The slight bitterness of the cocoa and coffee combination in the icing is a perfect contrast to the sweet vanilla flavor of the cake.

Note: The icing isn’t one of those super fluffy fancy ones you see in cupcake shops these days. It’s got a rustic flatness to it, but it also has a rich, dark chocolate color and a glossy finish that would pair nicely with both classic rainbow sprinkles or the trendy ones that look like pearls. Or you don’t have to have sprinkles at all. Even without sprinkles this icing holds its own.

Some ideas for variations on this recipe:

  1. I’d maybe try to add a white chocolate ganache; as either a filling, icing or drizzle. I like the color contrast between the ganache and the mocha icing. I also just like white chocolate.
  2. I was thinking of using vanilla bean paste, just because I think it would intensify the vanilla flavor and I’m one of those foodies that just loves seeing those little black vanilla bean specks.
  3. I also wonder how it would taste with a citrus element: I thought maybe next time I’d either create a white icing with lemon or orange juice flavors. Or maybe I’d add lemon or orange zest to the cake itself.

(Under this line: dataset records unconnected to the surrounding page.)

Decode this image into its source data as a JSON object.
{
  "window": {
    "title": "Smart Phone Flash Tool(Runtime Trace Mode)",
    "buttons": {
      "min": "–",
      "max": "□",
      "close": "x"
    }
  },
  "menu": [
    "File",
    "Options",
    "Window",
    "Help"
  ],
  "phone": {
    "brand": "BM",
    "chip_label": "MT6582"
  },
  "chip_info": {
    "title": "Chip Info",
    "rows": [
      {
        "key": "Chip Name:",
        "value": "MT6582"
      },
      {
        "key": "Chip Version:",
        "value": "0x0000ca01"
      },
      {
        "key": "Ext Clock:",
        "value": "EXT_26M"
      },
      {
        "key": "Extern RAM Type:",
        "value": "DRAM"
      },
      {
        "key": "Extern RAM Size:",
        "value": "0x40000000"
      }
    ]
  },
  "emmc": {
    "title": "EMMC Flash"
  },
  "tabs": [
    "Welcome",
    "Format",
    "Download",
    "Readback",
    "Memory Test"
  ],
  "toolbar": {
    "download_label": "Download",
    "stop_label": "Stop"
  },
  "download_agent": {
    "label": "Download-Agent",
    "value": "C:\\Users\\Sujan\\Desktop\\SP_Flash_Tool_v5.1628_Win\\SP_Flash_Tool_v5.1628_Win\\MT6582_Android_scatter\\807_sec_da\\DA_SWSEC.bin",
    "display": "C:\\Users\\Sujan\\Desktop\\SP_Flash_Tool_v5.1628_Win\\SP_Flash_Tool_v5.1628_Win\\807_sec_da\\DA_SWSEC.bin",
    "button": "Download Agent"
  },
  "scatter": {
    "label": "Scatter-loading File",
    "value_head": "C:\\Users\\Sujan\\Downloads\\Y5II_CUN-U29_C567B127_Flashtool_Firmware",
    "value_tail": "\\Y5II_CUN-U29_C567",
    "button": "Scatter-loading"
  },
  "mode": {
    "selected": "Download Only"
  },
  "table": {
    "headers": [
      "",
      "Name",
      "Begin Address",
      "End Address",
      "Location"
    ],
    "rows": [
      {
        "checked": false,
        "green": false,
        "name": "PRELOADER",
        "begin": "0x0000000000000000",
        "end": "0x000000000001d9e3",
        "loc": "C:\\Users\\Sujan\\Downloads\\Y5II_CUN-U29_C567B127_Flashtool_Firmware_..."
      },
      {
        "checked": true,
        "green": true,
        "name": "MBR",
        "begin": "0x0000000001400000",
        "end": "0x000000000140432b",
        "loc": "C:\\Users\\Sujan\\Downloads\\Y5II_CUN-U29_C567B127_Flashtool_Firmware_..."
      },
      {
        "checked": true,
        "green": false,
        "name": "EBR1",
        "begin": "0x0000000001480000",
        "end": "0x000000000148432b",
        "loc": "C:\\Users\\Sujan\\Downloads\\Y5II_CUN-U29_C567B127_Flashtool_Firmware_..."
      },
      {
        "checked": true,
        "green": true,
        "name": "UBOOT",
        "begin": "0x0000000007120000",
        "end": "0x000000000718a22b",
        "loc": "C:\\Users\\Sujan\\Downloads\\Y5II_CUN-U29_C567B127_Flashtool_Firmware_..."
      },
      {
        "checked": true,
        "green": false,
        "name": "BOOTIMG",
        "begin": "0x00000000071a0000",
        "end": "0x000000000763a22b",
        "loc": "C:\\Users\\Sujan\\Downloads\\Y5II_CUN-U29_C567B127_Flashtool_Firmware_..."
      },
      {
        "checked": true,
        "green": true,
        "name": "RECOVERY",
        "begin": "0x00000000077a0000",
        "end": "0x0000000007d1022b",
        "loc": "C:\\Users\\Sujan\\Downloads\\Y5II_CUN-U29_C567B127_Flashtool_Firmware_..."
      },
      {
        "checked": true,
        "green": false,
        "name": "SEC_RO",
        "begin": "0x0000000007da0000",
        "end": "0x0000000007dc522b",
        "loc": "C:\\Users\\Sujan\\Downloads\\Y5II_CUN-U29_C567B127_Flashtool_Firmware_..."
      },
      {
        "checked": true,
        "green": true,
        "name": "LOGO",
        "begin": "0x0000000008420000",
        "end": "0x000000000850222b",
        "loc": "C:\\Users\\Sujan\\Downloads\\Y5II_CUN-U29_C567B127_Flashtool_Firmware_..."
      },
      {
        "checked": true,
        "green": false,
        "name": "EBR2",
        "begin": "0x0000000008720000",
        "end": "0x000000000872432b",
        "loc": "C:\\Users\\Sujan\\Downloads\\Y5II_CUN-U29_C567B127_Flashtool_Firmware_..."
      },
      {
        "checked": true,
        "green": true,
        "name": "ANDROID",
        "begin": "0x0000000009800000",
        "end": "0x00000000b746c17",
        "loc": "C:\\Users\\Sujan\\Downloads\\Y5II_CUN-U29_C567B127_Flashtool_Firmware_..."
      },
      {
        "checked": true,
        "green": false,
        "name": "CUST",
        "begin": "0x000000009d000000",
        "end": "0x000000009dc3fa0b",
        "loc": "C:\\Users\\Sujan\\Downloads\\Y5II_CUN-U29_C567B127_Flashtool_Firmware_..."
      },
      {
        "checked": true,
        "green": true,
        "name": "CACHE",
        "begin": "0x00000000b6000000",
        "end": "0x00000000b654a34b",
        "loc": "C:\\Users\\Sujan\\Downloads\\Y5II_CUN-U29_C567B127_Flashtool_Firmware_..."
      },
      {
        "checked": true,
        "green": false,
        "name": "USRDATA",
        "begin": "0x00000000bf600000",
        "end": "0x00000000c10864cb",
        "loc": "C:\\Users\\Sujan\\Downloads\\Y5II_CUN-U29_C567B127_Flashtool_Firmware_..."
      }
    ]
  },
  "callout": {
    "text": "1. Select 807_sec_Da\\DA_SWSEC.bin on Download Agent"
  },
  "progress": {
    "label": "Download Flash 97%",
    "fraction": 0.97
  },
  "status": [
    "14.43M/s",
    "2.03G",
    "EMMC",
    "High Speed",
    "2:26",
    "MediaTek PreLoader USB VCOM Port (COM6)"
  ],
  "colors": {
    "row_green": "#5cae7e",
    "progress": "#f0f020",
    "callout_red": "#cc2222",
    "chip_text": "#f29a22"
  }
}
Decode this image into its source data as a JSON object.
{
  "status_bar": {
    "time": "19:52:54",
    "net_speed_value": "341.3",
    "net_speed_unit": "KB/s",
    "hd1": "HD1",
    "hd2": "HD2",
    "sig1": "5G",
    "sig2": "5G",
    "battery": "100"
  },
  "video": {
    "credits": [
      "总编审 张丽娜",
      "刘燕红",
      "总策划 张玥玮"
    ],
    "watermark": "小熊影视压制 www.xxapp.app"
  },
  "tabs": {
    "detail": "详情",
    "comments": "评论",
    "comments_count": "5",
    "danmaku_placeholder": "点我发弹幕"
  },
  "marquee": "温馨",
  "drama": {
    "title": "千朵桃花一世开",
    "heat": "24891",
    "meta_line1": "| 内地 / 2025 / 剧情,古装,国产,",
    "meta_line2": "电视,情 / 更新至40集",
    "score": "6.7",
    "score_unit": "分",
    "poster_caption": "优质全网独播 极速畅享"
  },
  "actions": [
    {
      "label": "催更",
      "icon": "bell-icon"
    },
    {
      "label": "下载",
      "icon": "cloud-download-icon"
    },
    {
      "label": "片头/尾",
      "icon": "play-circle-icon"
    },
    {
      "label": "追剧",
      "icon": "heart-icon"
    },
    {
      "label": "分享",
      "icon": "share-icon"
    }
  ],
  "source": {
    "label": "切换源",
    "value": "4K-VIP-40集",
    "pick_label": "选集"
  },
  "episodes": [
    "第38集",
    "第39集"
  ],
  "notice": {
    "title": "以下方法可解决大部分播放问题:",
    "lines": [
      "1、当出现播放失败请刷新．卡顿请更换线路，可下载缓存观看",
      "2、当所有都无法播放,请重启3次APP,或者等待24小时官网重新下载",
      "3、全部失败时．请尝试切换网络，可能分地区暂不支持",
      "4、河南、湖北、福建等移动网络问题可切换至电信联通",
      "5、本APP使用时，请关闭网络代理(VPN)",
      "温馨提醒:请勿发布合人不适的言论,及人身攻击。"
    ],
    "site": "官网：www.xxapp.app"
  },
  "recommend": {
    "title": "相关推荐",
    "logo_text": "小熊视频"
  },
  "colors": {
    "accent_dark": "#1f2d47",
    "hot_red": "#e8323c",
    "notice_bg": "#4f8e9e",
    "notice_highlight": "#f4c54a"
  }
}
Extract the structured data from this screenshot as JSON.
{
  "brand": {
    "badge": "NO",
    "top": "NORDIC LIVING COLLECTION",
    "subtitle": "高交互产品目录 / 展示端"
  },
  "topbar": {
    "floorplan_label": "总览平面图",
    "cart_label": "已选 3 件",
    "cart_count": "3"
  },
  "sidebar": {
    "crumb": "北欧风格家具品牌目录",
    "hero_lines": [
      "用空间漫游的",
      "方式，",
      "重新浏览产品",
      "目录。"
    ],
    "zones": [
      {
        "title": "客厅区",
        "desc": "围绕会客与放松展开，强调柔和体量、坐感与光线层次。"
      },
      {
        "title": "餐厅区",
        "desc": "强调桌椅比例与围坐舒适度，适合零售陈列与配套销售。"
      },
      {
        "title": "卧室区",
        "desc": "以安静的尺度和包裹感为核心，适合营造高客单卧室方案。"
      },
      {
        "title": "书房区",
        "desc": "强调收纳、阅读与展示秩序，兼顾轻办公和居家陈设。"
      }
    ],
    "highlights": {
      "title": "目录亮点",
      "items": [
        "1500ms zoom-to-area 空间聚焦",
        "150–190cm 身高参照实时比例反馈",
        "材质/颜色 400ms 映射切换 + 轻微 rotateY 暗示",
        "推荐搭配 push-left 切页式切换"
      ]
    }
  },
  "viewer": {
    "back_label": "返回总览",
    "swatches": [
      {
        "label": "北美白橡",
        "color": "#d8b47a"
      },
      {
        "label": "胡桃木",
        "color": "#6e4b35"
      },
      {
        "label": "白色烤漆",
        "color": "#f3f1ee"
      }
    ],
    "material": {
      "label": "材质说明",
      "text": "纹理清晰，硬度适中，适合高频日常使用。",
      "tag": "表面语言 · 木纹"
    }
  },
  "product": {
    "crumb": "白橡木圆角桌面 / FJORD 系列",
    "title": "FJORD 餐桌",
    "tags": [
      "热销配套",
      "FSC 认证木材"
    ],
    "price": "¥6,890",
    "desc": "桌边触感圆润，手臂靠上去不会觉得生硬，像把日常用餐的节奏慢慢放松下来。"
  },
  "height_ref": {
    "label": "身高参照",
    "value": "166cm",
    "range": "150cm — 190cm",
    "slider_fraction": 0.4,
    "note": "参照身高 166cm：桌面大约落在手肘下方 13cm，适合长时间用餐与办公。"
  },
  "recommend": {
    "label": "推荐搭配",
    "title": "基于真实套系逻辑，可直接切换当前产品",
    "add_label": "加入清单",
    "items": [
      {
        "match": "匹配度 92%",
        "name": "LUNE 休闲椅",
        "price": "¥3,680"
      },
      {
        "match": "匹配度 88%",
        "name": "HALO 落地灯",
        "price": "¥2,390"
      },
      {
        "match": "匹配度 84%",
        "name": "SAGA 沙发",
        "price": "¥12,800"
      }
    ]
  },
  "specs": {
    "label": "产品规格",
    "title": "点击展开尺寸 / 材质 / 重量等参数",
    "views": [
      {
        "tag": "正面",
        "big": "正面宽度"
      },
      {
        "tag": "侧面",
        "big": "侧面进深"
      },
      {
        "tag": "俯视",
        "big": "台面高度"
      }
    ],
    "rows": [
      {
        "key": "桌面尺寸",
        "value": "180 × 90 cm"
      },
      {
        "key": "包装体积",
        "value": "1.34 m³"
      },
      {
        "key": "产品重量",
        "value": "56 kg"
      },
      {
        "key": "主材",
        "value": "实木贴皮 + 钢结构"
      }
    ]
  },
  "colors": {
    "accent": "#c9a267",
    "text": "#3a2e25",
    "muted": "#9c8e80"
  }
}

I hope you get a chance to try out this recipe. Let me know how it goes for you and comment on this post with with your experiences, questions or ideas on how you’d make this recipe better.

Once you do make these cupcakes, do make sure to enjoy them while watching an Amy Sedaris classic: “Strangers with Candy”. Relax with a group of friends, unwrap a cupcake and just let the comedic magic that is Amy Sedaris and Stephen Colbert wash over you. You won’t regret it.

Have a lovely day!

P.S.: I’d also like to say thanks to Lisa of The Cutting Edge of Ordinary for posting this recipe.